Please find all lines in the data that hold the string "JSON" and copy them.

Content starts

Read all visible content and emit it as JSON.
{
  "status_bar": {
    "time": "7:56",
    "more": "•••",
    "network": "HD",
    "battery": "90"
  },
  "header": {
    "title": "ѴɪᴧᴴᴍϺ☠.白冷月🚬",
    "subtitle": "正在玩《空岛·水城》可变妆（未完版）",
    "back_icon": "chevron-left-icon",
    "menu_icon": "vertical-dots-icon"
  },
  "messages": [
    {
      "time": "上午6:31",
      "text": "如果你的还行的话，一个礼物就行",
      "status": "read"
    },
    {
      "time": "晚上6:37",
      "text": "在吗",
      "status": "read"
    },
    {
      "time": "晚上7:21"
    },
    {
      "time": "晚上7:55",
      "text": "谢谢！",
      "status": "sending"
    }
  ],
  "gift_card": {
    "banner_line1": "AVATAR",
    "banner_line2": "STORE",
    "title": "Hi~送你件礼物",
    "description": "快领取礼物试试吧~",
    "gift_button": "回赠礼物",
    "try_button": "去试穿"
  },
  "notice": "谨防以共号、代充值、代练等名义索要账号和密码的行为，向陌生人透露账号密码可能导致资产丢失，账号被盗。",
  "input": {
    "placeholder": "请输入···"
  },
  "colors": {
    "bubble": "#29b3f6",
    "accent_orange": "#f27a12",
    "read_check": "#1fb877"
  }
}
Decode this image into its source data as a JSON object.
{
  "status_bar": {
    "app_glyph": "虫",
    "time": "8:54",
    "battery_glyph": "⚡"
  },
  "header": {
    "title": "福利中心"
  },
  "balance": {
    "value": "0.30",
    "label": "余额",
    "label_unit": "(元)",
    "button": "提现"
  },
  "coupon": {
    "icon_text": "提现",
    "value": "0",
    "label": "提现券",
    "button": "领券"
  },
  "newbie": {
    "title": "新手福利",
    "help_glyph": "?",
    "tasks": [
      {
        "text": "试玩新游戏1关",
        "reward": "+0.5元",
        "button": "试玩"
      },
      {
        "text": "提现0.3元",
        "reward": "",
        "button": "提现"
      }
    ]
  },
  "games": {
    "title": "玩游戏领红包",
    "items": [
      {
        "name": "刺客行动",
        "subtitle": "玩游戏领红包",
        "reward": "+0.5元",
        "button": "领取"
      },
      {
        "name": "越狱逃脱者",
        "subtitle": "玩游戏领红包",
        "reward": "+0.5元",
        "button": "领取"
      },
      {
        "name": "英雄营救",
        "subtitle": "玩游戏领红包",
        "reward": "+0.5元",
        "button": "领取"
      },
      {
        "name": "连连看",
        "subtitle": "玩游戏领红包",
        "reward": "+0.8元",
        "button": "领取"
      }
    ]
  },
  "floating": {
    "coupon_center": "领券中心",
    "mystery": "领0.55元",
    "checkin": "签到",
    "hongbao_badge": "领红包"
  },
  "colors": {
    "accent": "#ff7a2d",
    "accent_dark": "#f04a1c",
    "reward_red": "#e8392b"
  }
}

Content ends

■ **Solution for this exercise**
Read all visible content and emit it as JSON.
Decode this image into its source data as a JSON object.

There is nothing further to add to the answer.